** Opening MATERIAL FOR THE TASK block **

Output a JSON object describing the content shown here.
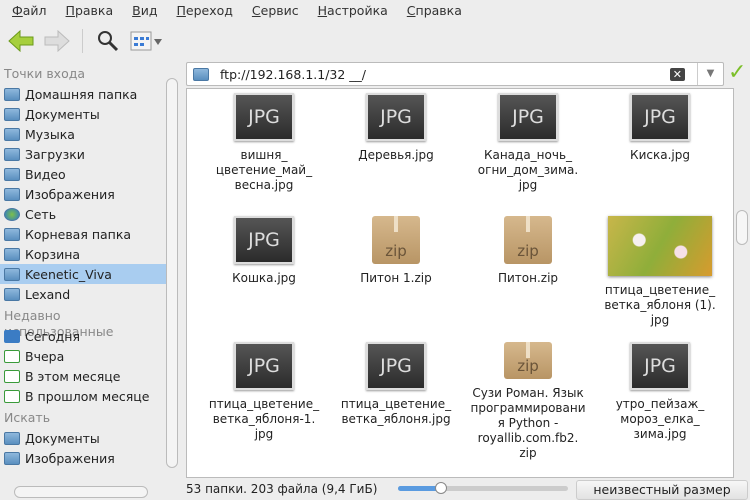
{
  "menu": [
    "Файл",
    "Правка",
    "Вид",
    "Переход",
    "Сервис",
    "Настройка",
    "Справка"
  ],
  "path": "ftp://192.168.1.1/32 __/",
  "sidebar": {
    "sections": [
      {
        "title": "Точки входа",
        "items": [
          "Домашняя папка",
          "Документы",
          "Музыка",
          "Загрузки",
          "Видео",
          "Изображения",
          "Сеть",
          "Корневая папка",
          "Корзина",
          "Keenetic_Viva",
          "Lexand"
        ]
      },
      {
        "title": "Недавно использованные",
        "items": [
          "Сегодня",
          "Вчера",
          "В этом месяце",
          "В прошлом месяце"
        ]
      },
      {
        "title": "Искать",
        "items": [
          "Документы",
          "Изображения"
        ]
      }
    ],
    "selected": "Keenetic_Viva"
  },
  "files": [
    {
      "name": "вишня_ цветение_май_ весна.jpg",
      "type": "jpg"
    },
    {
      "name": "Деревья.jpg",
      "type": "jpg"
    },
    {
      "name": "Канада_ночь_ огни_дом_зима. jpg",
      "type": "jpg"
    },
    {
      "name": "Киска.jpg",
      "type": "jpg"
    },
    {
      "name": "Кошка.jpg",
      "type": "jpg"
    },
    {
      "name": "Питон 1.zip",
      "type": "zip"
    },
    {
      "name": "Питон.zip",
      "type": "zip"
    },
    {
      "name": "птица_цветение_ ветка_яблоня (1). jpg",
      "type": "photo"
    },
    {
      "name": "птица_цветение_ ветка_яблоня-1. jpg",
      "type": "jpg"
    },
    {
      "name": "птица_цветение_ ветка_яблоня.jpg",
      "type": "jpg"
    },
    {
      "name": "Сузи Роман. Язык программирования Python - royallib.com.fb2. zip",
      "type": "zip"
    },
    {
      "name": "утро_пейзаж_ мороз_елка_ зима.jpg",
      "type": "jpg"
    }
  ],
  "icon_text": {
    "jpg": "JPG",
    "zip": "zip"
  },
  "status": "53 папки. 203 файла (9,4 ГиБ)",
  "zoom_percent": 25,
  "size_button": "неизвестный размер"
}
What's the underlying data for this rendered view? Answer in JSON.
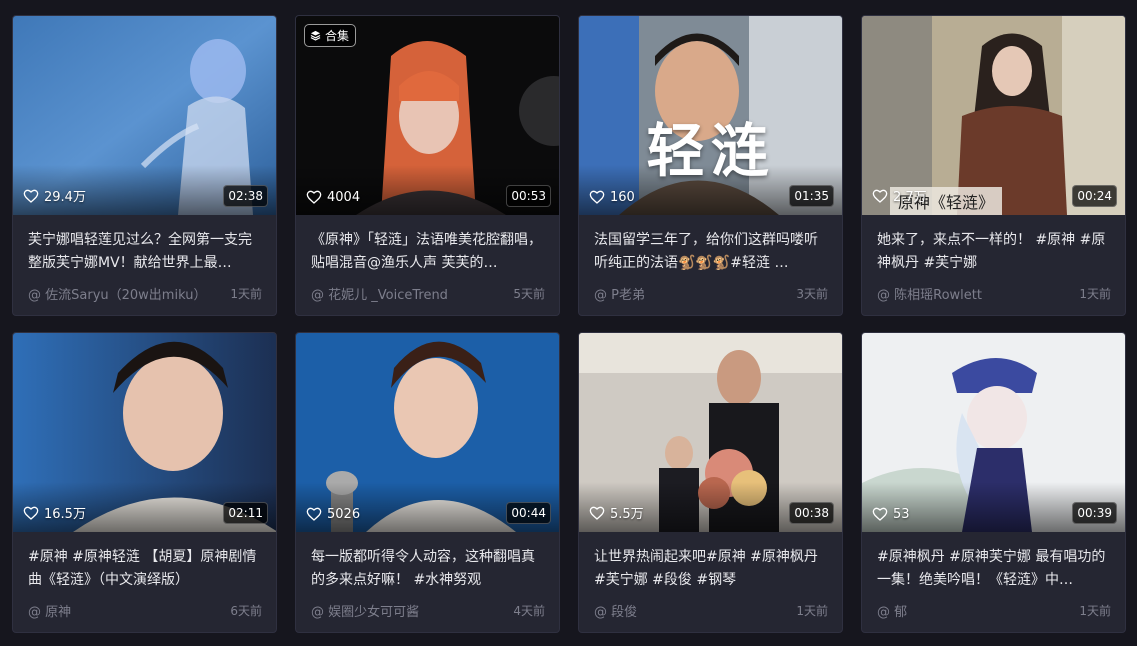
{
  "cards": [
    {
      "likes": "29.4万",
      "duration": "02:38",
      "title": "芙宁娜唱轻莲见过么？全网第一支完整版芙宁娜MV！献给世界上最…",
      "author": "@ 佐流Saryu（20w出miku）",
      "time": "1天前"
    },
    {
      "badge": "合集",
      "likes": "4004",
      "duration": "00:53",
      "title": "《原神》「轻涟」法语唯美花腔翻唱，贴唱混音@渔乐人声 芙芙的…",
      "author": "@ 花妮儿 _VoiceTrend",
      "time": "5天前"
    },
    {
      "overlay": "轻涟",
      "likes": "160",
      "duration": "01:35",
      "title": "法国留学三年了，给你们这群吗喽听听纯正的法语🐒🐒🐒#轻涟 …",
      "author": "@ P老弟",
      "time": "3天前"
    },
    {
      "caption": "原神《轻涟》",
      "likes": "2.7万",
      "duration": "00:24",
      "title": "她来了，来点不一样的！ #原神 #原神枫丹 #芙宁娜",
      "author": "@ 陈相瑶Rowlett",
      "time": "1天前"
    },
    {
      "likes": "16.5万",
      "duration": "02:11",
      "title": "#原神 #原神轻涟 【胡夏】原神剧情曲《轻涟》（中文演绎版）",
      "author": "@ 原神",
      "time": "6天前"
    },
    {
      "likes": "5026",
      "duration": "00:44",
      "title": "每一版都听得令人动容，这种翻唱真的多来点好嘛！ #水神努观",
      "author": "@ 娱圈少女可可酱",
      "time": "4天前"
    },
    {
      "likes": "5.5万",
      "duration": "00:38",
      "title": "让世界热闹起来吧#原神 #原神枫丹 #芙宁娜 #段俊 #钢琴",
      "author": "@ 段俊",
      "time": "1天前"
    },
    {
      "likes": "53",
      "duration": "00:39",
      "title": "#原神枫丹 #原神芙宁娜 最有唱功的一集！绝美吟唱！《轻涟》中…",
      "author": "@ 郁",
      "time": "1天前"
    }
  ],
  "icons": {
    "like": "heart-icon",
    "collection": "layers-icon"
  }
}
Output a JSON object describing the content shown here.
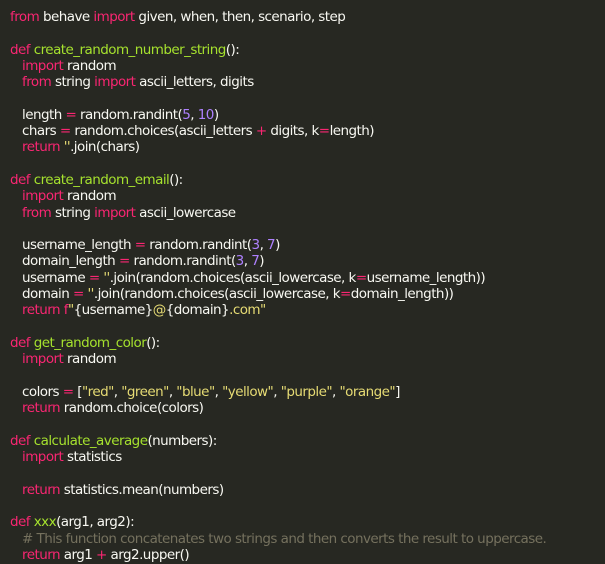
{
  "code": {
    "l1": {
      "kw1": "from",
      "mod": " behave ",
      "kw2": "import",
      "rest": " given, when, then, scenario, step"
    },
    "f1": {
      "def": "def",
      "name": "create_random_number_string",
      "sig": "():"
    },
    "f1b": {
      "i1_kw": "import",
      "i1_rest": " random",
      "i2_kw1": "from",
      "i2_mid": " string ",
      "i2_kw2": "import",
      "i2_rest": " ascii_letters, digits",
      "l_len_a": "length ",
      "l_len_eq": "=",
      "l_len_b": " random.randint(",
      "l_len_n1": "5",
      "l_len_c": ", ",
      "l_len_n2": "10",
      "l_len_d": ")",
      "l_ch_a": "chars ",
      "l_ch_eq": "=",
      "l_ch_b": " random.choices(ascii_letters ",
      "l_ch_plus": "+",
      "l_ch_c": " digits, k",
      "l_ch_eq2": "=",
      "l_ch_d": "length)",
      "ret_kw": "return",
      "ret_str": " ''",
      "ret_rest": ".join(chars)"
    },
    "f2": {
      "def": "def",
      "name": "create_random_email",
      "sig": "():"
    },
    "f2b": {
      "i1_kw": "import",
      "i1_rest": " random",
      "i2_kw1": "from",
      "i2_mid": " string ",
      "i2_kw2": "import",
      "i2_rest": " ascii_lowercase",
      "u_a": "username_length ",
      "u_eq": "=",
      "u_b": " random.randint(",
      "u_n1": "3",
      "u_c": ", ",
      "u_n2": "7",
      "u_d": ")",
      "d_a": "domain_length ",
      "d_eq": "=",
      "d_b": " random.randint(",
      "d_n1": "3",
      "d_c": ", ",
      "d_n2": "7",
      "d_d": ")",
      "un_a": "username ",
      "un_eq": "=",
      "un_str": " ''",
      "un_b": ".join(random.choices(ascii_lowercase, k",
      "un_eq2": "=",
      "un_c": "username_length))",
      "dm_a": "domain ",
      "dm_eq": "=",
      "dm_str": " ''",
      "dm_b": ".join(random.choices(ascii_lowercase, k",
      "dm_eq2": "=",
      "dm_c": "domain_length))",
      "ret_kw": "return",
      "ret_f": " f",
      "ret_s1": "\"",
      "ret_v1": "{username}",
      "ret_s2": "@",
      "ret_v2": "{domain}",
      "ret_s3": ".com\""
    },
    "f3": {
      "def": "def",
      "name": "get_random_color",
      "sig": "():"
    },
    "f3b": {
      "i1_kw": "import",
      "i1_rest": " random",
      "c_a": "colors ",
      "c_eq": "=",
      "c_b": " [",
      "c_s1": "\"red\"",
      "c_s2": "\"green\"",
      "c_s3": "\"blue\"",
      "c_s4": "\"yellow\"",
      "c_s5": "\"purple\"",
      "c_s6": "\"orange\"",
      "c_sep": ", ",
      "c_end": "]",
      "ret_kw": "return",
      "ret_rest": " random.choice(colors)"
    },
    "f4": {
      "def": "def",
      "name": "calculate_average",
      "sig": "(numbers):"
    },
    "f4b": {
      "i1_kw": "import",
      "i1_rest": " statistics",
      "ret_kw": "return",
      "ret_rest": " statistics.mean(numbers)"
    },
    "f5": {
      "def": "def",
      "name": "xxx",
      "sig": "(arg1, arg2):"
    },
    "f5b": {
      "comment": "# This function concatenates two strings and then converts the result to uppercase.",
      "ret_kw": "return",
      "ret_a": " arg1 ",
      "ret_plus": "+",
      "ret_b": " arg2.upper()"
    }
  }
}
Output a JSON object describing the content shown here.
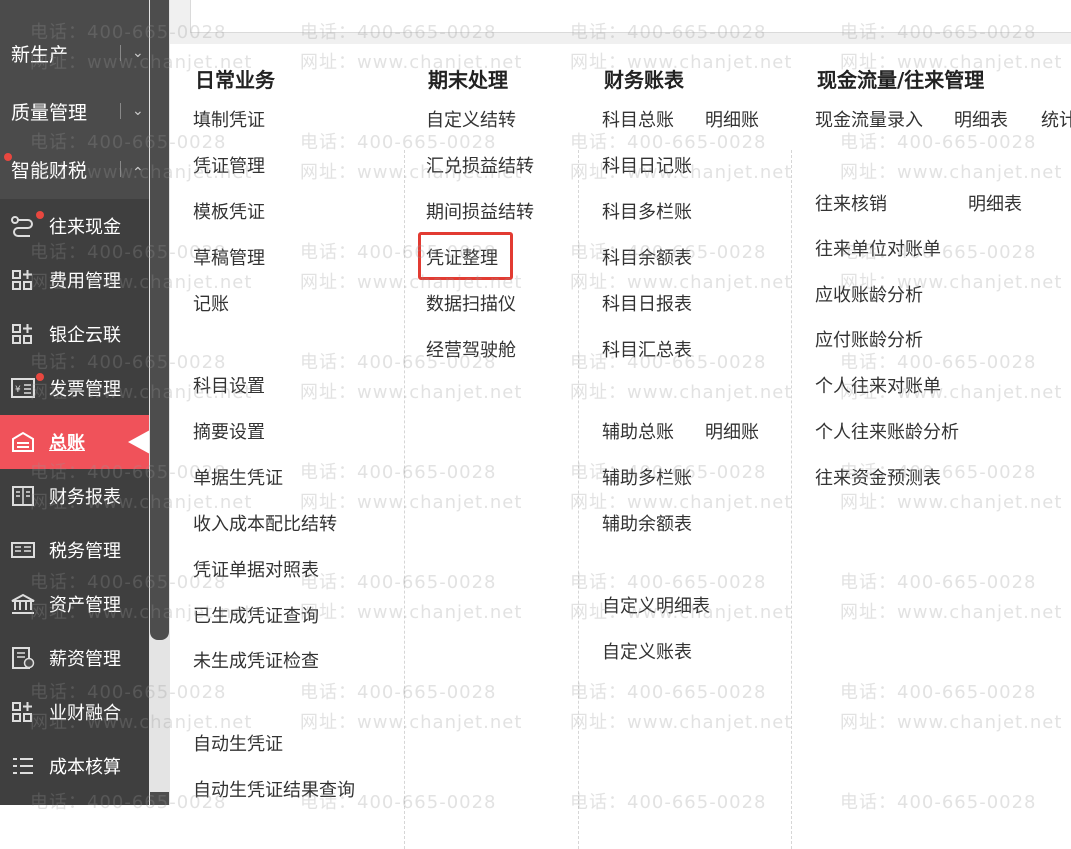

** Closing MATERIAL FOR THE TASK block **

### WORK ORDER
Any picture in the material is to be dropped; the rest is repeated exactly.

### SOLUTION BELOW
Output a JSON object describing the content shown here.
{
  "menu": [
    "Файл",
    "Правка",
    "Вид",
    "Переход",
    "Сервис",
    "Настройка",
    "Справка"
  ],
  "path": "ftp://192.168.1.1/32 __/",
  "sidebar": {
    "sections": [
      {
        "title": "Точки входа",
        "items": [
          "Домашняя папка",
          "Документы",
          "Музыка",
          "Загрузки",
          "Видео",
          "Изображения",
          "Сеть",
          "Корневая папка",
          "Корзина",
          "Keenetic_Viva",
          "Lexand"
        ]
      },
      {
        "title": "Недавно использованные",
        "items": [
          "Сегодня",
          "Вчера",
          "В этом месяце",
          "В прошлом месяце"
        ]
      },
      {
        "title": "Искать",
        "items": [
          "Документы",
          "Изображения"
        ]
      }
    ],
    "selected": "Keenetic_Viva"
  },
  "files": [
    {
      "name": "вишня_ цветение_май_ весна.jpg",
      "type": "jpg"
    },
    {
      "name": "Деревья.jpg",
      "type": "jpg"
    },
    {
      "name": "Канада_ночь_ огни_дом_зима. jpg",
      "type": "jpg"
    },
    {
      "name": "Киска.jpg",
      "type": "jpg"
    },
    {
      "name": "Кошка.jpg",
      "type": "jpg"
    },
    {
      "name": "Питон 1.zip",
      "type": "zip"
    },
    {
      "name": "Питон.zip",
      "type": "zip"
    },
    {
      "name": "птица_цветение_ ветка_яблоня (1). jpg",
      "type": "photo"
    },
    {
      "name": "птица_цветение_ ветка_яблоня-1. jpg",
      "type": "jpg"
    },
    {
      "name": "птица_цветение_ ветка_яблоня.jpg",
      "type": "jpg"
    },
    {
      "name": "Сузи Роман. Язык программирования Python - royallib.com.fb2. zip",
      "type": "zip"
    },
    {
      "name": "утро_пейзаж_ мороз_елка_ зима.jpg",
      "type": "jpg"
    }
  ],
  "icon_text": {
    "jpg": "JPG",
    "zip": "zip"
  },
  "status": "53 папки. 203 файла (9,4 ГиБ)",
  "zoom_percent": 25,
  "size_button": "неизвестный размер"
}
What's the underlying data for this rendered view? Answer in JSON.
{
  "cards": [
    {
      "likes": "29.4万",
      "duration": "02:38",
      "title": "芙宁娜唱轻莲见过么？全网第一支完整版芙宁娜MV！献给世界上最…",
      "author": "@ 佐流Saryu（20w出miku）",
      "time": "1天前"
    },
    {
      "badge": "合集",
      "likes": "4004",
      "duration": "00:53",
      "title": "《原神》「轻涟」法语唯美花腔翻唱，贴唱混音@渔乐人声 芙芙的…",
      "author": "@ 花妮儿 _VoiceTrend",
      "time": "5天前"
    },
    {
      "overlay": "轻涟",
      "likes": "160",
      "duration": "01:35",
      "title": "法国留学三年了，给你们这群吗喽听听纯正的法语🐒🐒🐒#轻涟 …",
      "author": "@ P老弟",
      "time": "3天前"
    },
    {
      "caption": "原神《轻涟》",
      "likes": "2.7万",
      "duration": "00:24",
      "title": "她来了，来点不一样的！ #原神 #原神枫丹 #芙宁娜",
      "author": "@ 陈相瑶Rowlett",
      "time": "1天前"
    },
    {
      "likes": "16.5万",
      "duration": "02:11",
      "title": "#原神 #原神轻涟 【胡夏】原神剧情曲《轻涟》（中文演绎版）",
      "author": "@ 原神",
      "time": "6天前"
    },
    {
      "likes": "5026",
      "duration": "00:44",
      "title": "每一版都听得令人动容，这种翻唱真的多来点好嘛！ #水神努观",
      "author": "@ 娱圈少女可可酱",
      "time": "4天前"
    },
    {
      "likes": "5.5万",
      "duration": "00:38",
      "title": "让世界热闹起来吧#原神 #原神枫丹 #芙宁娜 #段俊 #钢琴",
      "author": "@ 段俊",
      "time": "1天前"
    },
    {
      "likes": "53",
      "duration": "00:39",
      "title": "#原神枫丹 #原神芙宁娜 最有唱功的一集！绝美吟唱！《轻涟》中…",
      "author": "@ 郁",
      "time": "1天前"
    }
  ],
  "icons": {
    "like": "heart-icon",
    "collection": "layers-icon"
  }
}
Output a JSON object describing the content shown here.
{
  "code": {
    "l1": {
      "kw1": "from",
      "mod": " behave ",
      "kw2": "import",
      "rest": " given, when, then, scenario, step"
    },
    "f1": {
      "def": "def",
      "name": "create_random_number_string",
      "sig": "():"
    },
    "f1b": {
      "i1_kw": "import",
      "i1_rest": " random",
      "i2_kw1": "from",
      "i2_mid": " string ",
      "i2_kw2": "import",
      "i2_rest": " ascii_letters, digits",
      "l_len_a": "length ",
      "l_len_eq": "=",
      "l_len_b": " random.randint(",
      "l_len_n1": "5",
      "l_len_c": ", ",
      "l_len_n2": "10",
      "l_len_d": ")",
      "l_ch_a": "chars ",
      "l_ch_eq": "=",
      "l_ch_b": " random.choices(ascii_letters ",
      "l_ch_plus": "+",
      "l_ch_c": " digits, k",
      "l_ch_eq2": "=",
      "l_ch_d": "length)",
      "ret_kw": "return",
      "ret_str": " ''",
      "ret_rest": ".join(chars)"
    },
    "f2": {
      "def": "def",
      "name": "create_random_email",
      "sig": "():"
    },
    "f2b": {
      "i1_kw": "import",
      "i1_rest": " random",
      "i2_kw1": "from",
      "i2_mid": " string ",
      "i2_kw2": "import",
      "i2_rest": " ascii_lowercase",
      "u_a": "username_length ",
      "u_eq": "=",
      "u_b": " random.randint(",
      "u_n1": "3",
      "u_c": ", ",
      "u_n2": "7",
      "u_d": ")",
      "d_a": "domain_length ",
      "d_eq": "=",
      "d_b": " random.randint(",
      "d_n1": "3",
      "d_c": ", ",
      "d_n2": "7",
      "d_d": ")",
      "un_a": "username ",
      "un_eq": "=",
      "un_str": " ''",
      "un_b": ".join(random.choices(ascii_lowercase, k",
      "un_eq2": "=",
      "un_c": "username_length))",
      "dm_a": "domain ",
      "dm_eq": "=",
      "dm_str": " ''",
      "dm_b": ".join(random.choices(ascii_lowercase, k",
      "dm_eq2": "=",
      "dm_c": "domain_length))",
      "ret_kw": "return",
      "ret_f": " f",
      "ret_s1": "\"",
      "ret_v1": "{username}",
      "ret_s2": "@",
      "ret_v2": "{domain}",
      "ret_s3": ".com\""
    },
    "f3": {
      "def": "def",
      "name": "get_random_color",
      "sig": "():"
    },
    "f3b": {
      "i1_kw": "import",
      "i1_rest": " random",
      "c_a": "colors ",
      "c_eq": "=",
      "c_b": " [",
      "c_s1": "\"red\"",
      "c_s2": "\"green\"",
      "c_s3": "\"blue\"",
      "c_s4": "\"yellow\"",
      "c_s5": "\"purple\"",
      "c_s6": "\"orange\"",
      "c_sep": ", ",
      "c_end": "]",
      "ret_kw": "return",
      "ret_rest": " random.choice(colors)"
    },
    "f4": {
      "def": "def",
      "name": "calculate_average",
      "sig": "(numbers):"
    },
    "f4b": {
      "i1_kw": "import",
      "i1_rest": " statistics",
      "ret_kw": "return",
      "ret_rest": " statistics.mean(numbers)"
    },
    "f5": {
      "def": "def",
      "name": "xxx",
      "sig": "(arg1, arg2):"
    },
    "f5b": {
      "comment": "# This function concatenates two strings and then converts the result to uppercase.",
      "ret_kw": "return",
      "ret_a": " arg1 ",
      "ret_plus": "+",
      "ret_b": " arg2.upper()"
    }
  }
}
Output a JSON object describing the content shown here.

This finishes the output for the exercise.